Reporting Jason DeRusha
Filed underGood Question, Local, News, Seen On WCCO-TV, Syndicated Local, Watch + Listen, WCCO-TV Shows
MINNEAPOLIS (WCCO) — When you hear “Ponzi scheme,” you think Bernie Madoff, Tom Petters, but perhaps not Social Security.
“It is a monstrous lie. It is a Ponzi scheme,” said Texas Gov. Rick Perry, a Republican candidate for President during a debate on Wednesday night.
Social security has problems, but is it a Ponzi scheme?
“It’s a cute sound bite, to say it’s a Ponzi scheme,” said Peter Koller, an attorney with Moss & Barnett in Minneapolis.
Although he acknowledges, “it has certain elements that resemble a Ponzi scheme.”
The scheme has a real namesake: Charles Ponzi was an Italian immigrant who claimed he was selling postal coupons to investors, promising a 100 percent return within 90 days. The interest rate was 360 percent. However, he wasn’t selling anything, nor was he investing anything. He paid early investors with the money put in by later investors.
“Not the original Ponzi scheme, it’s the most famous one,” said Koller.
The scheme eventually collapsed because Ponzi couldn’t recruit enough new participants to pay off the existing ones. He was arrested and sent back to Italy.
“A Ponzi scheme, by definition, is not sustainable,” said Tim Kehoe, a professor of economics with the University of Minnesota.
So, does social security fit the description of a Ponzi scheme?

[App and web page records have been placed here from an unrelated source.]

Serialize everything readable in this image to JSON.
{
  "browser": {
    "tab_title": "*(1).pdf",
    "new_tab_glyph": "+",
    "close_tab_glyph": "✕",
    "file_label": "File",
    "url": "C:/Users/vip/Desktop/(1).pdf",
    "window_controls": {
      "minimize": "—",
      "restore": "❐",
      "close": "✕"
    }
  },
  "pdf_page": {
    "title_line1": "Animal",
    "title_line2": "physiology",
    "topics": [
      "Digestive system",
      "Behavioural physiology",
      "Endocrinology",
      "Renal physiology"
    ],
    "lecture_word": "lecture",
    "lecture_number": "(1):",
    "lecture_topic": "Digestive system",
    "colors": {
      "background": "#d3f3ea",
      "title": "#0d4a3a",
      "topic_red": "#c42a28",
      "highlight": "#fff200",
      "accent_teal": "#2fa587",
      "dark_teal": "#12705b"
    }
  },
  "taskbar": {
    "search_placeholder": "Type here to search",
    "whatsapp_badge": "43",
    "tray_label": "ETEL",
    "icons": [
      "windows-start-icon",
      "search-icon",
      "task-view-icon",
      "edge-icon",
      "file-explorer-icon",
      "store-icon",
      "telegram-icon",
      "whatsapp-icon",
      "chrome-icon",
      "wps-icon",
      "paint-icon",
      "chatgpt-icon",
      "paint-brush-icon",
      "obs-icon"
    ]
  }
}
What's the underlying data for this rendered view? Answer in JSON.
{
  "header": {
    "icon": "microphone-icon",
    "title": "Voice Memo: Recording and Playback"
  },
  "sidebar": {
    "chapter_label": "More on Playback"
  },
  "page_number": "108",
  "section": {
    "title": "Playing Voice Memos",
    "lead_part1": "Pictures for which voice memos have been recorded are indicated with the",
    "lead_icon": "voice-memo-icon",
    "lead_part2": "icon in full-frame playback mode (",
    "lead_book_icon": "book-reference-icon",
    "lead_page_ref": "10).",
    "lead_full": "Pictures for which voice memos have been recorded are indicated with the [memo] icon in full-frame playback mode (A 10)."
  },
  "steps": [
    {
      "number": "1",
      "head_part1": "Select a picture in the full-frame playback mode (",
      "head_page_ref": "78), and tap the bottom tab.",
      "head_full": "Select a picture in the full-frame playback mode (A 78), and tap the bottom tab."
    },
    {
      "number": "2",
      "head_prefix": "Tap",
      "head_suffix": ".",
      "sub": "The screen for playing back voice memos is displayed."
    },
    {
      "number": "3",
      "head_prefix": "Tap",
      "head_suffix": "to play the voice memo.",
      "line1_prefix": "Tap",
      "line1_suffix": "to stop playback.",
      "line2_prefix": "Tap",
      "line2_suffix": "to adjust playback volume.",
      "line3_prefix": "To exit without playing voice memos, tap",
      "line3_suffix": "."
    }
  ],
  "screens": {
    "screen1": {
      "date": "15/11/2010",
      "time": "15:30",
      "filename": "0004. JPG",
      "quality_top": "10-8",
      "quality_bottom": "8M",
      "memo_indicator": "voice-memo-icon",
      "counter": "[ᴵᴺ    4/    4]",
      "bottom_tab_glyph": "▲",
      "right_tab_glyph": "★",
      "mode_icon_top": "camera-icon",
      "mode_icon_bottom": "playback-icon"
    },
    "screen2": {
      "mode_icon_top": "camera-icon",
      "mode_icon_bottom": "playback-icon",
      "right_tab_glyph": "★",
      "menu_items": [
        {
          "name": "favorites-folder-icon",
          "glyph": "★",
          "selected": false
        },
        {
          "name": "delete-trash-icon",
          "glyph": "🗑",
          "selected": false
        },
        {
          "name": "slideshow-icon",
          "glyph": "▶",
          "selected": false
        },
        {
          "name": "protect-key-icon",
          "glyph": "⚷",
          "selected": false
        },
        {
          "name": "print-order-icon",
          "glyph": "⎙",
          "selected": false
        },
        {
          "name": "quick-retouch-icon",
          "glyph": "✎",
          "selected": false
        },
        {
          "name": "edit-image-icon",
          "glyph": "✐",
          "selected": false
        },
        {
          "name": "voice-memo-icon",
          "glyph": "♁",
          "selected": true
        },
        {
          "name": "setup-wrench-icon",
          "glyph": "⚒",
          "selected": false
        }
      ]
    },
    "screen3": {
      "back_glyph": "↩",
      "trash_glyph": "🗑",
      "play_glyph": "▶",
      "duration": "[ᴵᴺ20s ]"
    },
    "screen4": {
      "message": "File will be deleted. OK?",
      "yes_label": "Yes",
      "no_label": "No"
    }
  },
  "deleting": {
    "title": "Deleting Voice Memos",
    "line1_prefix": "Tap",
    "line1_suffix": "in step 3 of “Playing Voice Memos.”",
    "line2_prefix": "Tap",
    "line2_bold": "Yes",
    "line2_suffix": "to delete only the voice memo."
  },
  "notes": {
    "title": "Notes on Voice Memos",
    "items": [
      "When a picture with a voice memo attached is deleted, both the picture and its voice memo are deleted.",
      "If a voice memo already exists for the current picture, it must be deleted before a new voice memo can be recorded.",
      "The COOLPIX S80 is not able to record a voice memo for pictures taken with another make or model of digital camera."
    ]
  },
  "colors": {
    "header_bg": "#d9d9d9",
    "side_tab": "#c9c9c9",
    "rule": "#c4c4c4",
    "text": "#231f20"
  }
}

“I think Social Security is sustainable,” said Kehoe.
Social Security used to take in more money in payroll taxes than it paid out. That surplus, however, has been borrowed by the federal government to pay for other things, and it’s also being depleted because of changing demographics: people are living longer, so benefits are being paid out longer.
By 2036, if unchanged, Social Security will only be able to pay out 77 percent of its promised benefits. So, if we’re paying into Social Security today in order to pay retirees today, isn’t that the same as a Ponzi scheme?
“It’s missing the big element, that’s the fraud. It’s not phony,” said Koller.
Everyone knows how the system works and that the money is going to pay benefits — not to buy some phony postal coupon.
Also, a Ponzi scheme runs out of people.
In a Ponzi scheme, if six people are recruited, who each recruit six friends, and on and on, after 11 levels of recruiting new people, it would need more people than the entire population of the United States.
Social security is different.
“The new people entering the scheme are new generations, so that doesn’t run out,” said Kehoe.
A Ponzi scheme offers incredible, spectacular rates of return.
“I’m not sure that we are,” with Social Security, said Kehoe.
Also, in a Ponzi scheme, the fraudster can’t really tweak the benefits formula, generally, the entire scam just collapses.